(Entries provided)

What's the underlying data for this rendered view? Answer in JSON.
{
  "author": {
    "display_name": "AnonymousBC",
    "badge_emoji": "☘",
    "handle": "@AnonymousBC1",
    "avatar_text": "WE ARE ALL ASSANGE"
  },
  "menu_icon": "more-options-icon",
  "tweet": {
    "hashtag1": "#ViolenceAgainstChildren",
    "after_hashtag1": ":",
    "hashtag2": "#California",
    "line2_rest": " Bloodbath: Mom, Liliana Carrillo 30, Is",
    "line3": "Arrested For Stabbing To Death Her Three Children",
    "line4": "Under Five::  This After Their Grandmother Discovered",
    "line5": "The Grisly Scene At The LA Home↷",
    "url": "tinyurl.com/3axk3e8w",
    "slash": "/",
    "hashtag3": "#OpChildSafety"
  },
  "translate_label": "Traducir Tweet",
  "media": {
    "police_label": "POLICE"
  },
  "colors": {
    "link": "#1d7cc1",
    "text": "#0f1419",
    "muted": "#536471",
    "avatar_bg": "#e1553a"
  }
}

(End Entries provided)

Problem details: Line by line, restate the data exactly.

Exercise response:
What's the underlying data for this rendered view? Answer in JSON.
{
  "author": {
    "display_name": "AnonymousBC",
    "badge_emoji": "☘",
    "handle": "@AnonymousBC1",
    "avatar_text": "WE ARE ALL ASSANGE"
  },
  "menu_icon": "more-options-icon",
  "tweet": {
    "hashtag1": "#ViolenceAgainstChildren",
    "after_hashtag1": ":",
    "hashtag2": "#California",
    "line2_rest": " Bloodbath: Mom, Liliana Carrillo 30, Is",
    "line3": "Arrested For Stabbing To Death Her Three Children",
    "line4": "Under Five::  This After Their Grandmother Discovered",
    "line5": "The Grisly Scene At The LA Home↷",
    "url": "tinyurl.com/3axk3e8w",
    "slash": "/",
    "hashtag3": "#OpChildSafety"
  },
  "translate_label": "Traducir Tweet",
  "media": {
    "police_label": "POLICE"
  },
  "colors": {
    "link": "#1d7cc1",
    "text": "#0f1419",
    "muted": "#536471",
    "avatar_bg": "#e1553a"
  }
}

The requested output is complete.